Plifka said his decision to sell Kulick’s was not connected to recent progress on the Dunkin’ development, however, explaining that he has been planning his retirement for three years. He added that he hopes the franchise does well and said his opposition to the project was based on safety and environmental concerns — not hostility toward a potential rival.
“I was never against the Dunkin’ Donuts,” he said. “… I knew that was going to come in at some point. You can’t hold that off forever.”
Cheshire County set another unsettling record Friday, as the state announced that another 28 county residents have tested positive for COVID-19.
The total was a big jump from the county’s previous high of 17, set just four days earlier.
New Hampshire has added an average of 400 new cases per day over the past week, a rate three times faster than at the start of the month, according to data from the N.H. Department of Health and Human Services.
On Friday, the department announced 527 new cases statewide, the second straight day above 500.
State officials say they’re seeing an across-the-board rise in the metrics they use to track the coronavirus’ spread. More people are testing positive. A higher share of tests is coming back positive. The number of hospitalized COVID-19 patients has doubled in two weeks. Deaths are creeping up.

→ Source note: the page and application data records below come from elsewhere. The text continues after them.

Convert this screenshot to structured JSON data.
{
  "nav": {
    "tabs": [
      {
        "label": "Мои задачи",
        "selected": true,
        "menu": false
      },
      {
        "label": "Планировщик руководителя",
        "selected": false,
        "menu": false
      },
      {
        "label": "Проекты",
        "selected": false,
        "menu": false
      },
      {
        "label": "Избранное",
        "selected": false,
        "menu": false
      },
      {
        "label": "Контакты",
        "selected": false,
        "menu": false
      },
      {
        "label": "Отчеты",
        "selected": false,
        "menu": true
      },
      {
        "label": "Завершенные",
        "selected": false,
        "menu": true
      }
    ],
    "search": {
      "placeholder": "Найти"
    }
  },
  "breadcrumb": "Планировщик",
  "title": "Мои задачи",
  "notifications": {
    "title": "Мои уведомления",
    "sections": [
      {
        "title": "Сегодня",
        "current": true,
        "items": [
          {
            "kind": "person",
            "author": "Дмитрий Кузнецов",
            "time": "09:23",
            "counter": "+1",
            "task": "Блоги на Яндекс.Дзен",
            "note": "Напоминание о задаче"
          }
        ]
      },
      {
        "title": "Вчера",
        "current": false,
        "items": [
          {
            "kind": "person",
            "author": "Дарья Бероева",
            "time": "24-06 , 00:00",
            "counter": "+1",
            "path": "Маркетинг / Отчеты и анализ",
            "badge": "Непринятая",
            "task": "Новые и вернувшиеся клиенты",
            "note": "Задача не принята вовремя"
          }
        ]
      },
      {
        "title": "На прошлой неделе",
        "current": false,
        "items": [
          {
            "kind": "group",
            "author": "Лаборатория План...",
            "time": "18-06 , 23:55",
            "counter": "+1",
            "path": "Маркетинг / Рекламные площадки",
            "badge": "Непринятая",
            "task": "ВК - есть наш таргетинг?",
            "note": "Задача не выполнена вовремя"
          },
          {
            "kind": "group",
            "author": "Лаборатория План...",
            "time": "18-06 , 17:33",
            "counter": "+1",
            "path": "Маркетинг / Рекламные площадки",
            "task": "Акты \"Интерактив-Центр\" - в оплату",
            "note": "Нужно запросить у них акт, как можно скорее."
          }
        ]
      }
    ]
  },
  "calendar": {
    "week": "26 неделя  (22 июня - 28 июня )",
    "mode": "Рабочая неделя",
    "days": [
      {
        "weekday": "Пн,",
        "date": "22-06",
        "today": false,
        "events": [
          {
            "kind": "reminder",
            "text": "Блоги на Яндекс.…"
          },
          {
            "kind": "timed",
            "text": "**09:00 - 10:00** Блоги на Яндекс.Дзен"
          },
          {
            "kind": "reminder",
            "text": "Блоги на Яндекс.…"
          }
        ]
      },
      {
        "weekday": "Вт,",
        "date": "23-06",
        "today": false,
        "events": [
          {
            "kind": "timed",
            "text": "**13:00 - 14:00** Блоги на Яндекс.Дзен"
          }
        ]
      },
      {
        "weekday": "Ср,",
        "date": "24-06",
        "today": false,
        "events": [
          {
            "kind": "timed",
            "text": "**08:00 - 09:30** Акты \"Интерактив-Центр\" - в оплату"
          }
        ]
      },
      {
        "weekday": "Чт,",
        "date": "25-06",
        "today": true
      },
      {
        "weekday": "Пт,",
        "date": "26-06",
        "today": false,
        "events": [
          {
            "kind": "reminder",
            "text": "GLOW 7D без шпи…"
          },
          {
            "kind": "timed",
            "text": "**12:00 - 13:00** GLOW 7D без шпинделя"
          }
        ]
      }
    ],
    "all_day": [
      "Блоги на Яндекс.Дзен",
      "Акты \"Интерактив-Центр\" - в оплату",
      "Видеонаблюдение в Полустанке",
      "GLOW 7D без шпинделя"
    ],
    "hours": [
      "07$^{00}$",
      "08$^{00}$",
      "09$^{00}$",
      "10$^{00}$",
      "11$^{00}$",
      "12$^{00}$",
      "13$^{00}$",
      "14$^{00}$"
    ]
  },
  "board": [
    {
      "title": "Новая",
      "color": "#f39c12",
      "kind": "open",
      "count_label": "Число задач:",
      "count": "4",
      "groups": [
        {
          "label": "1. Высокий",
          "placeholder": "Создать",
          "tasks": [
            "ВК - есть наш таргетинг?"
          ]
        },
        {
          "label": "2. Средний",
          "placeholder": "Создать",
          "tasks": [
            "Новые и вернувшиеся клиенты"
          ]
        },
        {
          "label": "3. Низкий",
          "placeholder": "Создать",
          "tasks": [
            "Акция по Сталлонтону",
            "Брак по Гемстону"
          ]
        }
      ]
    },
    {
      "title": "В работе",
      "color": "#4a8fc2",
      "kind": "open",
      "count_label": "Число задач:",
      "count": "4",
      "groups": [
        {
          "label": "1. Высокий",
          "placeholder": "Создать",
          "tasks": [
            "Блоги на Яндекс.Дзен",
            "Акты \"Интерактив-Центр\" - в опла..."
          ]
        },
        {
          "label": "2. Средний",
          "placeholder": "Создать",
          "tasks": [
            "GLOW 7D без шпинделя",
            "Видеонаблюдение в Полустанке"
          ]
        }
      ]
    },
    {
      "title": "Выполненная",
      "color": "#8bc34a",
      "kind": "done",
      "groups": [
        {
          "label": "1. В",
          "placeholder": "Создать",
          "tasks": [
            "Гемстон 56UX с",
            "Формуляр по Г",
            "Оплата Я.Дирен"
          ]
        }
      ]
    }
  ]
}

Taken together, the statistics point to a virus that is spreading substantially in communities around the state.
“Obviously, it is never anyone’s intention to asymptomatically spread COVID,” Gov. Chris Sununu said Thursday as he announced a statewide mask mandate. “But it’s happening. And it’s happening at an incredibly alarming rate.”
Unlike in the spring, when infections seemed to concentrate in the state’s more urbanized southeast, the current wave has washed across the state, affecting rural counties from Cheshire to Coos. Sununu said more than 75 percent of New Hampshire’s cities and towns had active cases as of Thursday.

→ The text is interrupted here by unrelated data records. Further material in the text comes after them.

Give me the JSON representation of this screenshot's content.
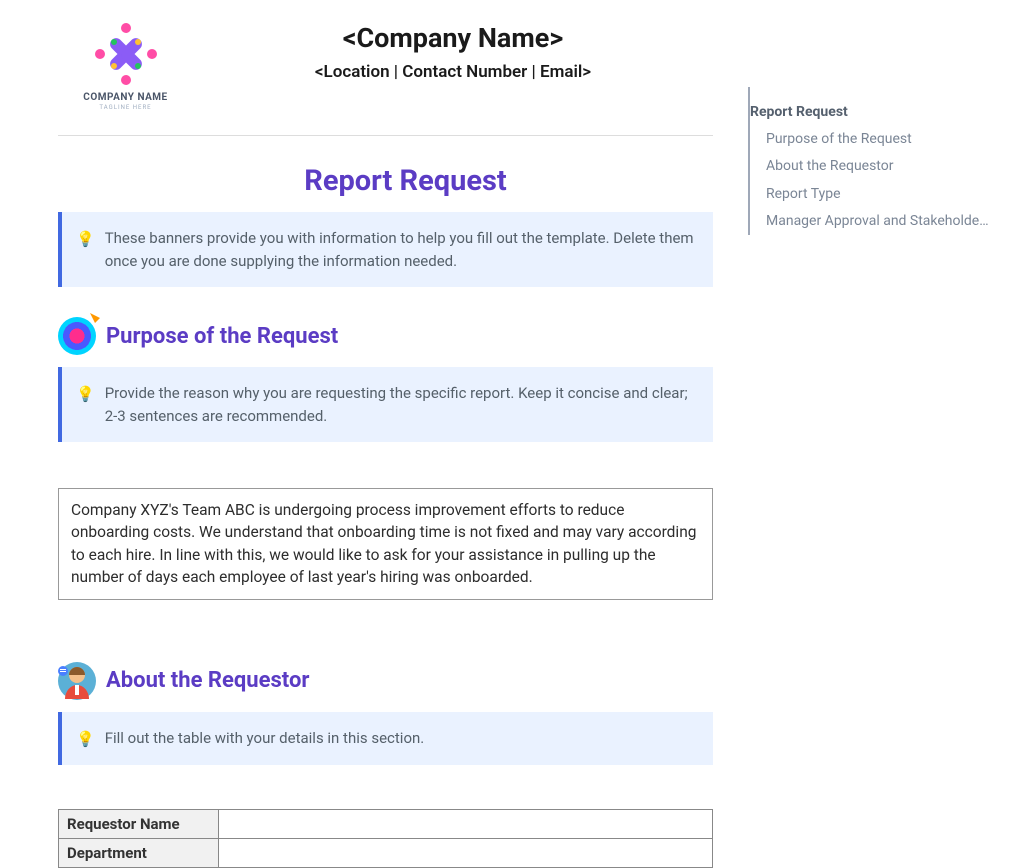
{
  "header": {
    "company_name": "<Company Name>",
    "subtitle": "<Location | Contact Number | Email>",
    "logo_label": "COMPANY NAME",
    "logo_tagline": "TAGLINE HERE"
  },
  "page_title": "Report Request",
  "banners": {
    "intro": "These banners provide you with information to help you fill out the template. Delete them once you are done supplying the information needed.",
    "purpose": "Provide the reason why you are requesting the specific report. Keep it concise and clear; 2-3 sentences are recommended.",
    "requestor": "Fill out the table with your details in this section."
  },
  "sections": {
    "purpose_title": "Purpose of the Request",
    "purpose_body": "Company XYZ's Team ABC is undergoing process improvement efforts to reduce onboarding costs. We understand that onboarding time is not fixed and may vary according to each hire. In line with this, we would like to ask for your assistance in pulling up the number of days each employee of last year's hiring was onboarded.",
    "requestor_title": "About the Requestor"
  },
  "table": {
    "rows": [
      {
        "label": "Requestor Name",
        "value": ""
      },
      {
        "label": "Department",
        "value": ""
      }
    ]
  },
  "sidebar": {
    "active": "Report Request",
    "items": [
      "Purpose of the Request",
      "About the Requestor",
      "Report Type",
      "Manager Approval and Stakeholder I..."
    ]
  }
}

“This is now really a statewide issue more than ever before,” he said.
Sununu called on residents to abide by the new mask requirement and take other protective steps, like social distancing. He said the effect of those measures may not immediately show up in the data, but can help prevent the surge from getting to a point that it overwhelms the health care system.
As of Friday, New Hampshire hospitals housed 108 COVID patients, up from fewer than 20 a month ago and nearing the springtime peak of 126 hospitalizations on May 13.
“Three or four weeks down the road, when this hospitalization number can really potentially start putting a lot of pressure within our hospital system, we don’t want to have to close hospitals,” Sununu said. “We don’t want to have to go back to the restrictions that were in place.”
More than 70 percent of hospitals and long-term care facilities have some degree of staffing shortage right now, part of a national problem, he said.
Also on Friday, the state announced the 507th death attributable to COVID-19 — a woman from Hillsborough County who was 60 or older.
More than 4,000 people are now considered to be actively infected in New Hampshire, 140 of them in Cheshire County. Every community in the county except Alstead, Harrisville, Marlow, Roxbury and Surry now has at least one active case, led by Keene with 40, Rindge with 32, Jaffrey with 12 and Chesterfield with 11.
Elsewhere in the Monadnock Region, New Ipswich had 17 cases, Peterborough had 15 and Charlestown had 12, Hillsboro had 9, Antrim had 7 and Bennington and Hancock each had fewer than five.
The community of residence of 225 active cases was still being determined.